*Input data*:
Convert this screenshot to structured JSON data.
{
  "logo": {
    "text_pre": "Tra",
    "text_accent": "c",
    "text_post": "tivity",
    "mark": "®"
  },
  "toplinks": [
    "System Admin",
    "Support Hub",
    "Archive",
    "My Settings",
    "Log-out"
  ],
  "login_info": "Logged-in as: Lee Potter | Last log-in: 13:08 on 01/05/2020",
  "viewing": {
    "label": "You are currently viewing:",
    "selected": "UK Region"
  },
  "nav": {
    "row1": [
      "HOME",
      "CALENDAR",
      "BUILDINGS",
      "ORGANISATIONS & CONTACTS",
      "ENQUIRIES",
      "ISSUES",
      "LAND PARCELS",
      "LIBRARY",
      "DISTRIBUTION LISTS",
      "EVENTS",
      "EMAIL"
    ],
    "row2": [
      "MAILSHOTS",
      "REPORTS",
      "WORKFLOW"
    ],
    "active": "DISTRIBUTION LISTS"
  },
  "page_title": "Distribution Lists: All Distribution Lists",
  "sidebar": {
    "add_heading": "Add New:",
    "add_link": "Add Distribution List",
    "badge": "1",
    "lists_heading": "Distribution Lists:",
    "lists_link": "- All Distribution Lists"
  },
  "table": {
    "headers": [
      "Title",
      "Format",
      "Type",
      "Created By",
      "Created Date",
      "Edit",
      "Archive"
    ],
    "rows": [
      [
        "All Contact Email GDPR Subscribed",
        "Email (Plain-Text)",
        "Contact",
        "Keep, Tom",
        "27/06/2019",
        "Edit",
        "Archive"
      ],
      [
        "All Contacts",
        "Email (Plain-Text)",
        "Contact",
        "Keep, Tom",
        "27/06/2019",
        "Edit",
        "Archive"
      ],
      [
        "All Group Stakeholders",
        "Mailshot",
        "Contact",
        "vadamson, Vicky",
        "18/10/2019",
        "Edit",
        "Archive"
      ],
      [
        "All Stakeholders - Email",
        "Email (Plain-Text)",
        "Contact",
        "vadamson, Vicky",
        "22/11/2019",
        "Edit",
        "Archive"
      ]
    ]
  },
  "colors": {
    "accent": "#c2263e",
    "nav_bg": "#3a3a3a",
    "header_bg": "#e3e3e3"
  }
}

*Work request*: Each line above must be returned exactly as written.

*Your response*:
Convert this screenshot to structured JSON data.
{
  "logo": {
    "text_pre": "Tra",
    "text_accent": "c",
    "text_post": "tivity",
    "mark": "®"
  },
  "toplinks": [
    "System Admin",
    "Support Hub",
    "Archive",
    "My Settings",
    "Log-out"
  ],
  "login_info": "Logged-in as: Lee Potter | Last log-in: 13:08 on 01/05/2020",
  "viewing": {
    "label": "You are currently viewing:",
    "selected": "UK Region"
  },
  "nav": {
    "row1": [
      "HOME",
      "CALENDAR",
      "BUILDINGS",
      "ORGANISATIONS & CONTACTS",
      "ENQUIRIES",
      "ISSUES",
      "LAND PARCELS",
      "LIBRARY",
      "DISTRIBUTION LISTS",
      "EVENTS",
      "EMAIL"
    ],
    "row2": [
      "MAILSHOTS",
      "REPORTS",
      "WORKFLOW"
    ],
    "active": "DISTRIBUTION LISTS"
  },
  "page_title": "Distribution Lists: All Distribution Lists",
  "sidebar": {
    "add_heading": "Add New:",
    "add_link": "Add Distribution List",
    "badge": "1",
    "lists_heading": "Distribution Lists:",
    "lists_link": "- All Distribution Lists"
  },
  "table": {
    "headers": [
      "Title",
      "Format",
      "Type",
      "Created By",
      "Created Date",
      "Edit",
      "Archive"
    ],
    "rows": [
      [
        "All Contact Email GDPR Subscribed",
        "Email (Plain-Text)",
        "Contact",
        "Keep, Tom",
        "27/06/2019",
        "Edit",
        "Archive"
      ],
      [
        "All Contacts",
        "Email (Plain-Text)",
        "Contact",
        "Keep, Tom",
        "27/06/2019",
        "Edit",
        "Archive"
      ],
      [
        "All Group Stakeholders",
        "Mailshot",
        "Contact",
        "vadamson, Vicky",
        "18/10/2019",
        "Edit",
        "Archive"
      ],
      [
        "All Stakeholders - Email",
        "Email (Plain-Text)",
        "Contact",
        "vadamson, Vicky",
        "22/11/2019",
        "Edit",
        "Archive"
      ]
    ]
  },
  "colors": {
    "accent": "#c2263e",
    "nav_bg": "#3a3a3a",
    "header_bg": "#e3e3e3"
  }
}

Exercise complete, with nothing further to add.